12 April 2012
Gabon will soon be burning its entire stockpile of ivory - and that’s good news for central Africa’s embattled elephants. Burning the tusks will stop them leaking onto the black market, and shows that Gabon is serious about clamping down on the criminal networks involved in poaching and trafficking endangered species. Last year, the central African country created an elite military unit to secure its parks and to protect wildlife, especially against poaching and illegal ivory trading.
But we urgently need Gabon’s neighbours to follow its lead. Thousands of elephants are killed in the region each year for their ivory, to meet the rampant demand for carvings and ornaments in Asia. Despite controls on international trade, corruption and weak law enforcement mean poaching and smuggling remain a huge problem.
“With a very few exceptions it’s illegal to trade ivory internationally,” explains Heather Sohl, who leads WWF-UK’s work on combating illegal and unsustainable wildlife trade. “But some countries have domestic markets that are very poorly regulated – and that provides an opportunity where illegal ivory can be sold, which criminals have been quick to exploit.”
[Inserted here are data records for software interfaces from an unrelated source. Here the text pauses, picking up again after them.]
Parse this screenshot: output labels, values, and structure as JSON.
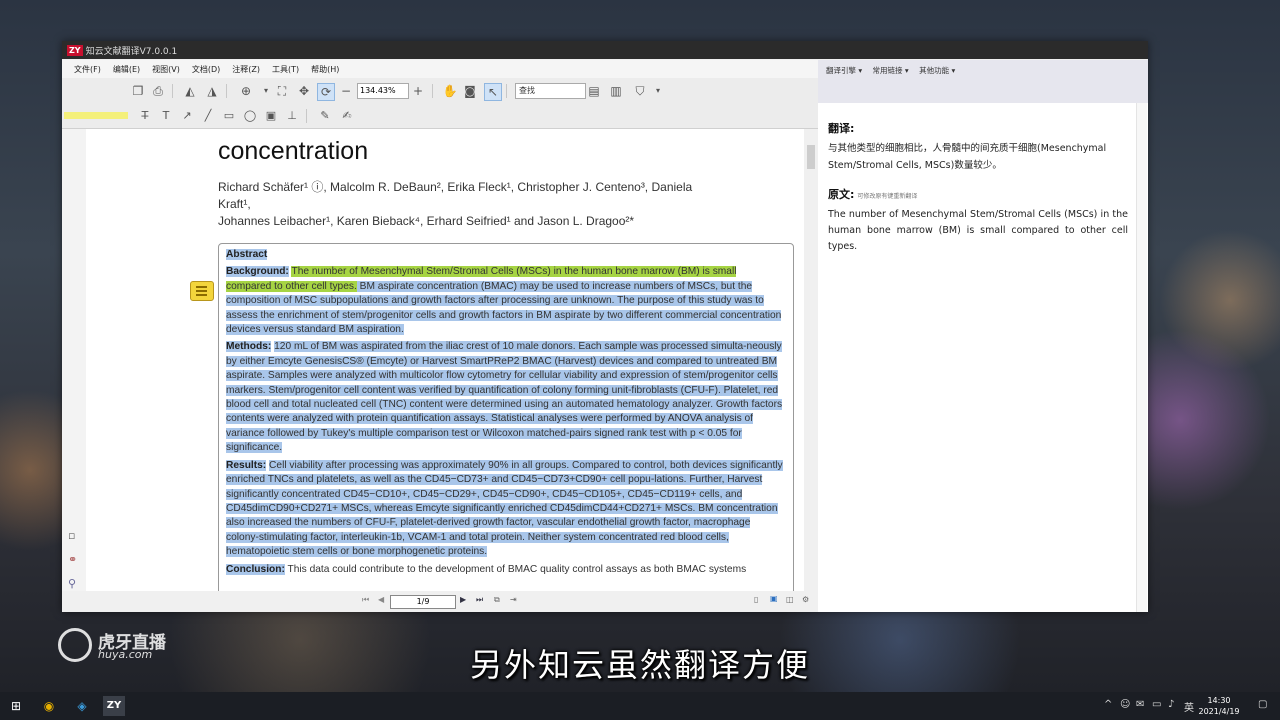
{
  "app": {
    "title": "知云文献翻译V7.0.0.1",
    "logo": "ZY"
  },
  "menu": [
    "文件(F)",
    "编辑(E)",
    "视图(V)",
    "文档(D)",
    "注释(Z)",
    "工具(T)",
    "帮助(H)"
  ],
  "toolbar": {
    "zoom": "134.43%",
    "find_placeholder": "查找"
  },
  "document": {
    "title_line": "concentration",
    "authors_line1": "Richard Schäfer¹ ⓘ, Malcolm R. DeBaun², Erika Fleck¹, Christopher J. Centeno³, Daniela Kraft¹,",
    "authors_line2": "Johannes Leibacher¹, Karen Bieback⁴, Erhard Seifried¹ and Jason L. Dragoo²*",
    "abstract": {
      "heading": "Abstract",
      "background_label": "Background:",
      "background_green": "The number of Mesenchymal Stem/Stromal Cells (MSCs) in the human bone marrow (BM) is small compared to other cell types.",
      "background_rest": " BM aspirate concentration (BMAC) may be used to increase numbers of MSCs, but the composition of MSC subpopulations and growth factors after processing are unknown. The purpose of this study was to assess the enrichment of stem/progenitor cells and growth factors in BM aspirate by two different commercial concentration devices versus standard BM aspiration.",
      "methods_label": "Methods:",
      "methods_text": "120 mL of BM was aspirated from the iliac crest of 10 male donors. Each sample was processed simulta-neously by either Emcyte GenesisCS® (Emcyte) or Harvest SmartPReP2 BMAC (Harvest) devices and compared to untreated BM aspirate. Samples were analyzed with multicolor flow cytometry for cellular viability and expression of stem/progenitor cells markers. Stem/progenitor cell content was verified by quantification of colony forming unit-fibroblasts (CFU-F). Platelet, red blood cell and total nucleated cell (TNC) content were determined using an automated hematology analyzer. Growth factors contents were analyzed with protein quantification assays. Statistical analyses were performed by ANOVA analysis of variance followed by Tukey's multiple comparison test or Wilcoxon matched-pairs signed rank test with p < 0.05 for significance.",
      "results_label": "Results:",
      "results_text": "Cell viability after processing was approximately 90% in all groups. Compared to control, both devices significantly enriched TNCs and platelets, as well as the CD45−CD73+ and CD45−CD73+CD90+ cell popu-lations. Further, Harvest significantly concentrated CD45−CD10+, CD45−CD29+, CD45−CD90+, CD45−CD105+, CD45−CD119+ cells, and CD45dimCD90+CD271+ MSCs, whereas Emcyte significantly enriched CD45dimCD44+CD271+ MSCs. BM concentration also increased the numbers of CFU-F, platelet-derived growth factor, vascular endothelial growth factor, macrophage colony-stimulating factor, interleukin-1b, VCAM-1 and total protein. Neither system concentrated red blood cells, hematopoietic stem cells or bone morphogenetic proteins.",
      "conclusion_label": "Conclusion:",
      "conclusion_text": "This data could contribute to the development of BMAC quality control assays as both BMAC systems"
    },
    "page": "1/9"
  },
  "right_panel": {
    "menu": [
      "翻译引擎 ▾",
      "常用链接 ▾",
      "其他功能 ▾"
    ],
    "translation_label": "翻译:",
    "translation_text": "与其他类型的细胞相比，人骨髓中的间充质干细胞(Mesenchymal Stem/Stromal Cells, MSCs)数量较少。",
    "original_label": "原文:",
    "original_hint": "可修改原有键重新翻译",
    "original_text": "The number of Mesenchymal Stem/Stromal Cells (MSCs) in the human bone marrow (BM) is small compared to other cell types."
  },
  "overlay": {
    "subtitle": "另外知云虽然翻译方便",
    "watermark_title": "虎牙直播",
    "watermark_sub": "huya.com"
  },
  "taskbar": {
    "time": "14:30",
    "date": "2021/4/19",
    "ime": "英",
    "zy_label": "ZY"
  },
  "colors": {
    "selection": "#a9c6ea",
    "highlight_green": "#a6d443",
    "note_yellow": "#f3d53c"
  }
}
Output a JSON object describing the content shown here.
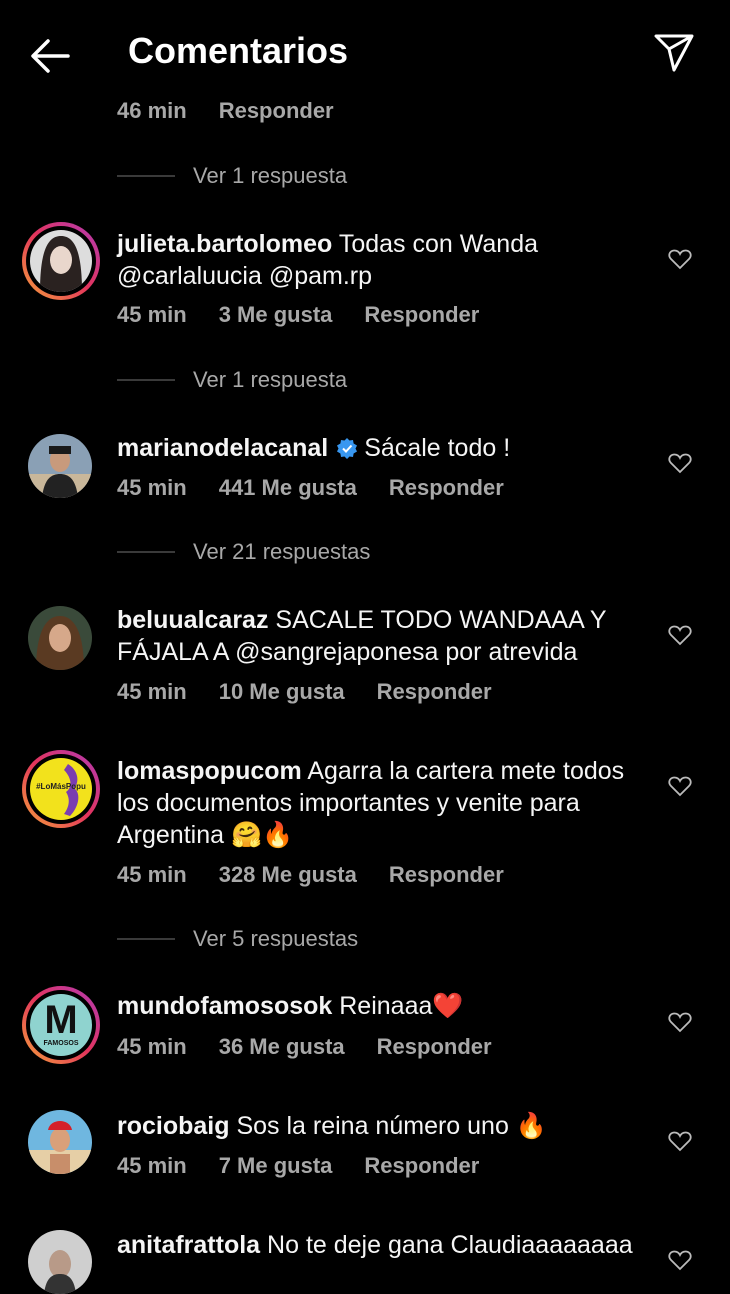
{
  "header": {
    "title": "Comentarios",
    "back_icon": "arrow-left-icon",
    "share_icon": "paper-plane-icon"
  },
  "top": {
    "time": "46 min",
    "reply": "Responder",
    "view_replies": "Ver 1 respuesta"
  },
  "comments": [
    {
      "username": "julieta.bartolomeo",
      "text": "Todas con Wanda @carlaluucia @pam.rp",
      "time": "45 min",
      "likes": "3 Me gusta",
      "reply": "Responder",
      "view_replies": "Ver 1 respuesta"
    },
    {
      "username": "marianodelacanal",
      "text": "Sácale todo !",
      "time": "45 min",
      "likes": "441 Me gusta",
      "reply": "Responder",
      "view_replies": "Ver 21 respuestas"
    },
    {
      "username": "beluualcaraz",
      "text": "SACALE TODO WANDAAA Y FÁJALA A @sangrejaponesa por atrevida",
      "time": "45 min",
      "likes": "10 Me gusta",
      "reply": "Responder"
    },
    {
      "username": "lomaspopucom",
      "text": "Agarra la cartera mete todos los documentos importantes y venite para Argentina 🤗🔥",
      "time": "45 min",
      "likes": "328 Me gusta",
      "reply": "Responder",
      "view_replies": "Ver 5 respuestas",
      "avatar_text": "#LoMásPopu"
    },
    {
      "username": "mundofamososok",
      "text": "Reinaaa❤️",
      "time": "45 min",
      "likes": "36 Me gusta",
      "reply": "Responder",
      "avatar_letter": "M",
      "avatar_sub": "FAMOSOS"
    },
    {
      "username": "rociobaig",
      "text": "Sos la reina número uno 🔥",
      "time": "45 min",
      "likes": "7 Me gusta",
      "reply": "Responder"
    },
    {
      "username": "anitafrattola",
      "text": "No te deje gana Claudiaaaaaaaa"
    }
  ],
  "colors": {
    "background": "#000000",
    "text": "#f5f5f5",
    "secondary": "#a8a8a8",
    "verified": "#3897f0"
  }
}
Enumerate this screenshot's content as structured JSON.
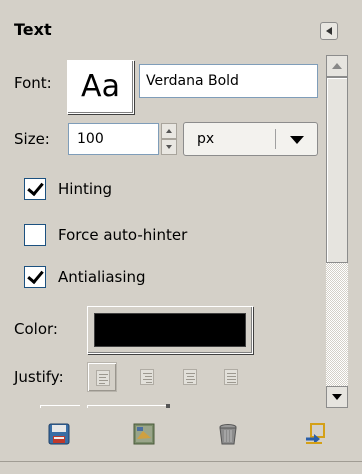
{
  "header": {
    "title": "Text"
  },
  "font": {
    "label": "Font:",
    "preview": "Aa",
    "value": "Verdana Bold"
  },
  "size": {
    "label": "Size:",
    "value": "100",
    "unit": "px"
  },
  "options": [
    {
      "label": "Hinting",
      "checked": true
    },
    {
      "label": "Force auto-hinter",
      "checked": false
    },
    {
      "label": "Antialiasing",
      "checked": true
    }
  ],
  "color": {
    "label": "Color:",
    "value": "#000000"
  },
  "justify": {
    "label": "Justify:",
    "modes": [
      "justify-left",
      "justify-right",
      "justify-center",
      "justify-fill"
    ],
    "selected": "justify-left"
  },
  "bottom_buttons": [
    "save-options-icon",
    "restore-from-texture-icon",
    "delete-icon",
    "reset-icon"
  ]
}
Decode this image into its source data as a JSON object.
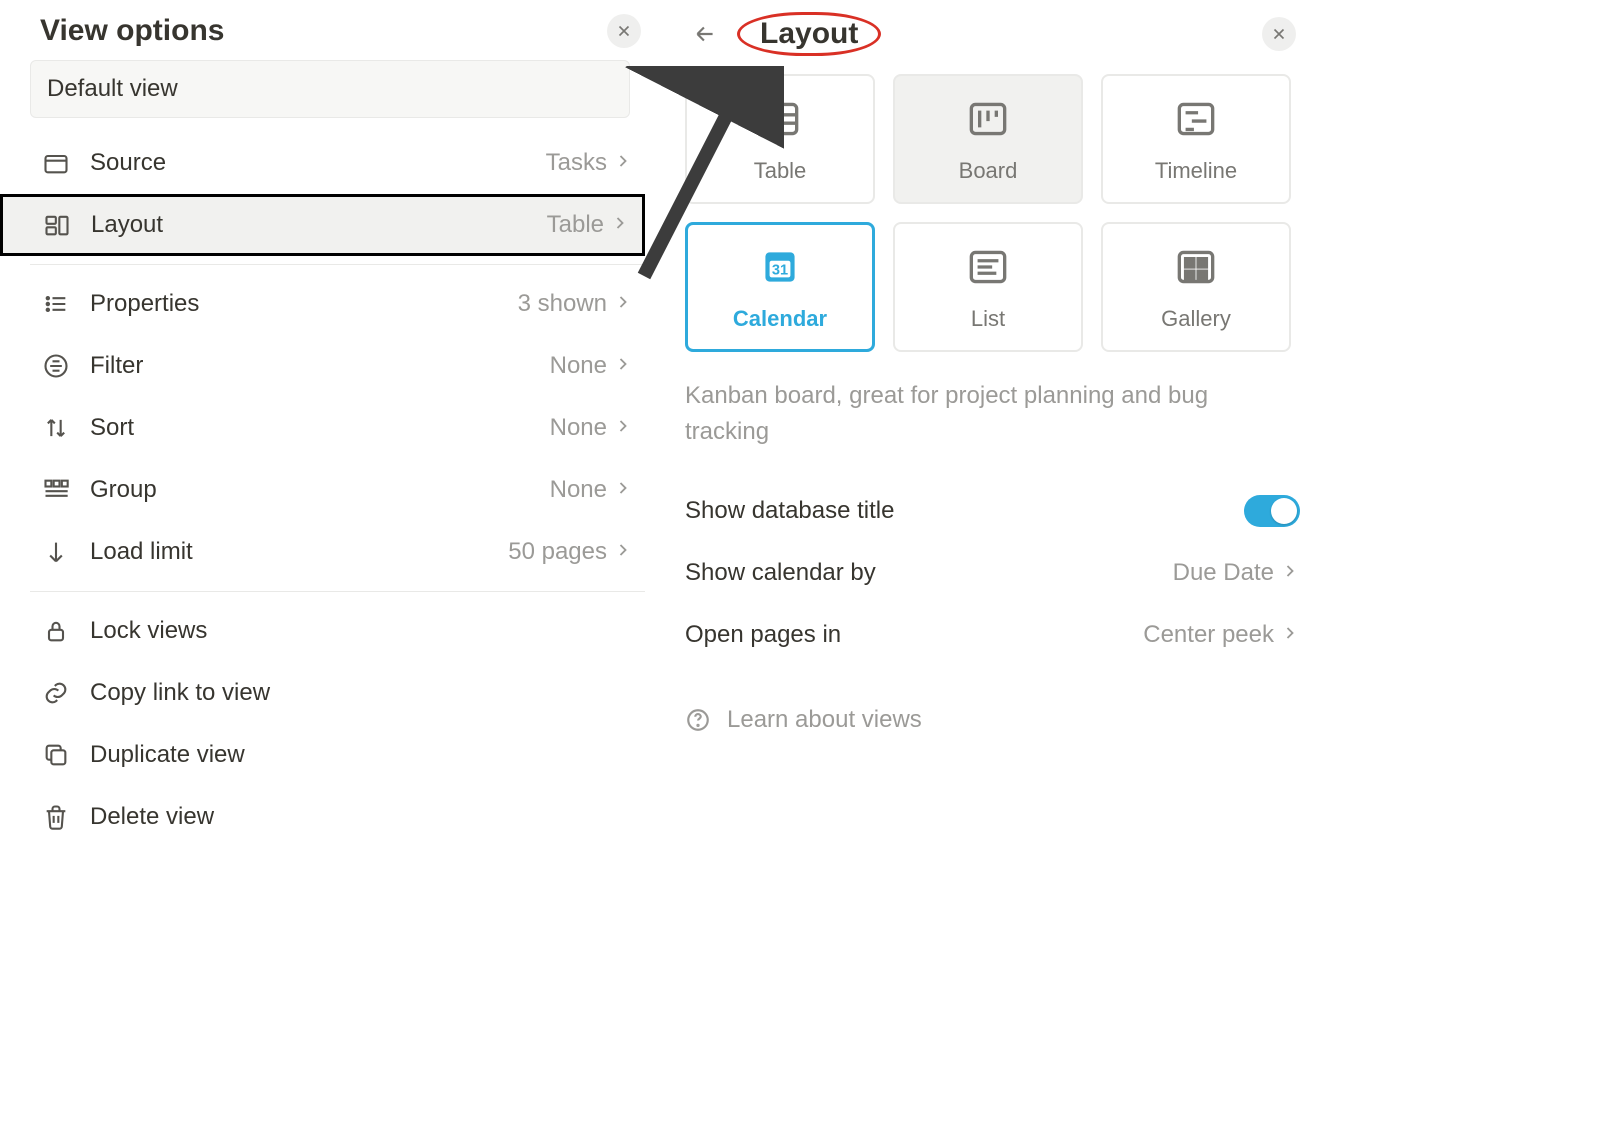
{
  "left": {
    "title": "View options",
    "view_name": "Default view",
    "items": {
      "source": {
        "label": "Source",
        "value": "Tasks"
      },
      "layout": {
        "label": "Layout",
        "value": "Table"
      },
      "properties": {
        "label": "Properties",
        "value": "3 shown"
      },
      "filter": {
        "label": "Filter",
        "value": "None"
      },
      "sort": {
        "label": "Sort",
        "value": "None"
      },
      "group": {
        "label": "Group",
        "value": "None"
      },
      "loadlimit": {
        "label": "Load limit",
        "value": "50 pages"
      }
    },
    "actions": {
      "lock": "Lock views",
      "copylink": "Copy link to view",
      "duplicate": "Duplicate view",
      "delete": "Delete view"
    }
  },
  "right": {
    "title": "Layout",
    "tiles": {
      "table": "Table",
      "board": "Board",
      "timeline": "Timeline",
      "calendar": "Calendar",
      "list": "List",
      "gallery": "Gallery"
    },
    "description": "Kanban board, great for project planning and bug tracking",
    "settings": {
      "show_db_title": {
        "label": "Show database title",
        "value": true
      },
      "show_cal_by": {
        "label": "Show calendar by",
        "value": "Due Date"
      },
      "open_pages": {
        "label": "Open pages in",
        "value": "Center peek"
      }
    },
    "learn": "Learn about views"
  },
  "colors": {
    "accent": "#2eaadc",
    "highlight_border": "#000000",
    "annotate_red": "#d93025"
  }
}
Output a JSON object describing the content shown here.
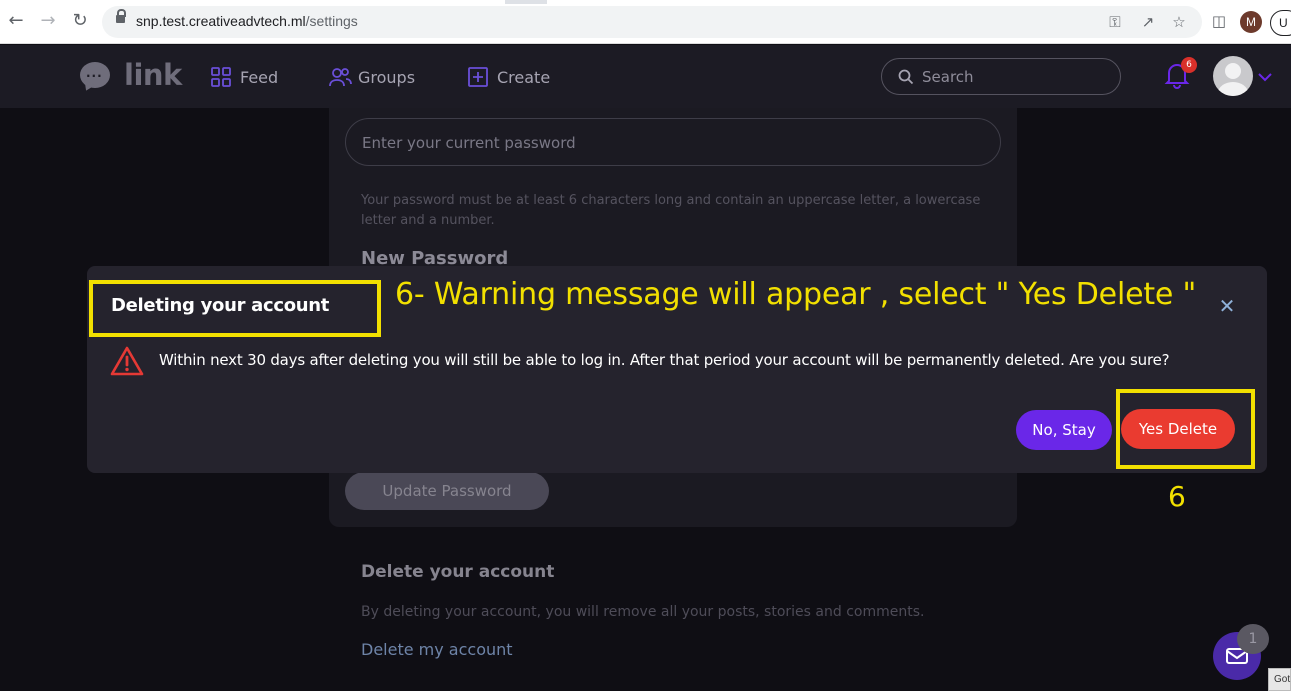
{
  "browser": {
    "url_host": "snp.test.creativeadvtech.ml",
    "url_path": "/settings",
    "profile_initial": "M",
    "update_label": "U"
  },
  "header": {
    "logo_text": "link",
    "nav": [
      {
        "label": "Feed",
        "icon": "grid-icon"
      },
      {
        "label": "Groups",
        "icon": "users-icon"
      },
      {
        "label": "Create",
        "icon": "plus-square-icon"
      }
    ],
    "search_placeholder": "Search",
    "notification_count": "6",
    "accent_color": "#6a27e8"
  },
  "settings": {
    "current_password_placeholder": "Enter your current password",
    "password_hint": "Your password must be at least 6 characters long and contain an uppercase letter, a lowercase letter and a number.",
    "new_password_label": "New Password",
    "update_button": "Update Password",
    "delete_title": "Delete your account",
    "delete_description": "By deleting your account, you will remove all your posts, stories and comments.",
    "delete_link": "Delete my account"
  },
  "modal": {
    "title": "Deleting your account",
    "message": "Within next 30 days after deleting you will still be able to log in. After that period your account will be permanently deleted. Are you sure?",
    "cancel_label": "No, Stay",
    "confirm_label": "Yes Delete",
    "confirm_color": "#ea3b30",
    "warning_color": "#e53935"
  },
  "annotation": {
    "caption": "6- Warning message will appear , select \" Yes Delete \"",
    "step": "6",
    "highlight_color": "#f2e000"
  },
  "chat": {
    "unread": "1"
  },
  "corner_tab": "Got"
}
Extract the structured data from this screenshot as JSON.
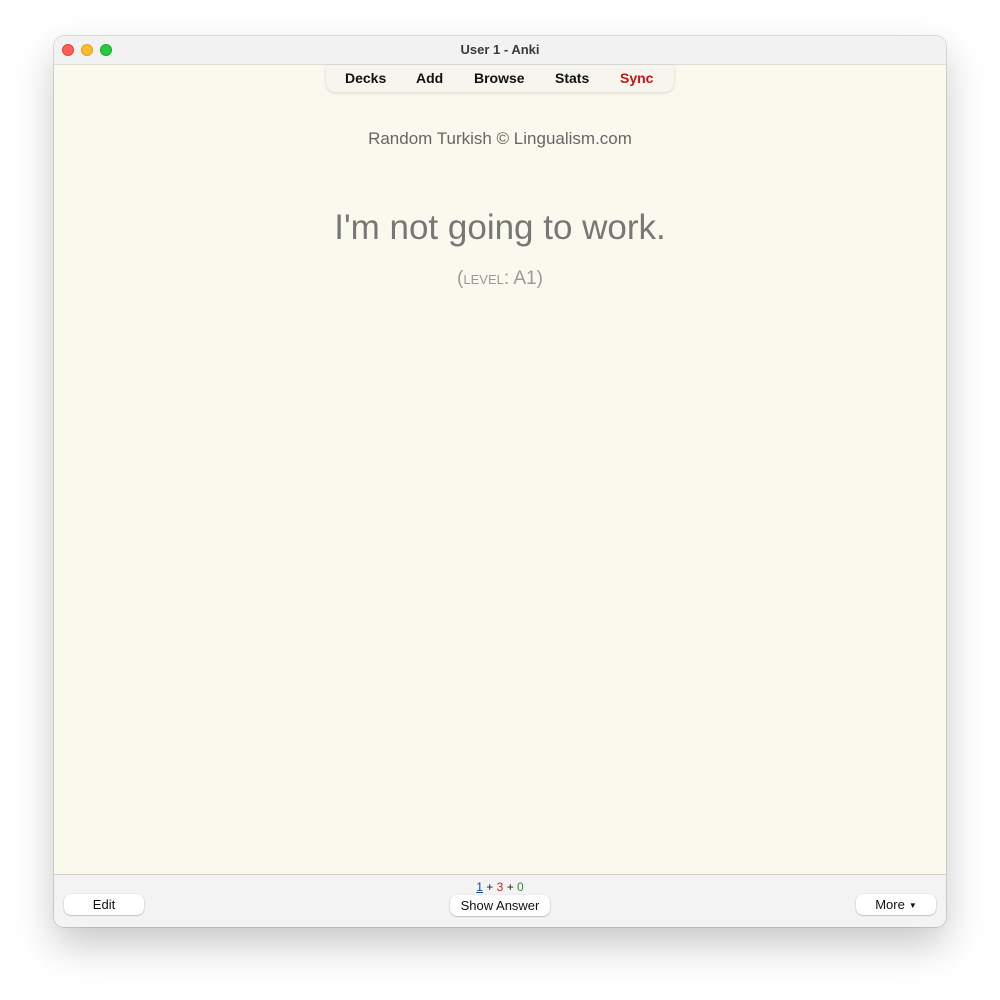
{
  "window": {
    "title": "User 1 - Anki"
  },
  "toolbar": {
    "items": [
      {
        "label": "Decks"
      },
      {
        "label": "Add"
      },
      {
        "label": "Browse"
      },
      {
        "label": "Stats"
      },
      {
        "label": "Sync"
      }
    ],
    "sync_color": "#cc1111"
  },
  "card": {
    "deck_attribution": "Random Turkish © Lingualism.com",
    "front_text": "I'm not going to work.",
    "level_label": "level",
    "level_value": "A1"
  },
  "bottom_bar": {
    "counts": {
      "new": "1",
      "learning": "3",
      "review": "0",
      "separator": "+"
    },
    "edit_label": "Edit",
    "show_answer_label": "Show Answer",
    "more_label": "More",
    "more_icon": "caret-down-icon"
  },
  "colors": {
    "card_background": "#f9f9ed",
    "new_count": "#1a3fb5",
    "learning_count": "#c62828",
    "review_count": "#2e8b2e"
  }
}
A growing problem
An estimated 5,000 to 12,000 elephants are killed each year for their tusks, and recently things have escalated. In January this year, poachers massacred hundreds of elephants in a national park in Cameroon. Soldiers responding to the slaughter were also reportedly killed.
You can see just how bad things are by watching the BBC's Panorama programme (first screened on 12 April), Ivory Wars: Out of Africa - which goes undercover in central Africa and China to reveal the full shocking extent of the illegal ivory trade.
Tackling wildlife crime in Africa and Asia
Gabon announced its intentions last week ahead of a meeting it hosted on tackling wildlife crime in central Africa, which is a major threat to endangered species like elephants. The meeting brought together governments from central Africa and Asia, along with wildlife trade experts and international organisations including Interpol and CITES (the Convention on International Trade in Endangered Species of Wild Flora and Fauna). They agreed a number of recommendations for increasing national, regional and international cooperation to combat wildlife crimes.
Watch the BBC Panorama programme Ivory Wars: Out of Africa
Help us stop illegal wildlife trade
Find out how we’re protecting African elephants
blog comments powered by Disqus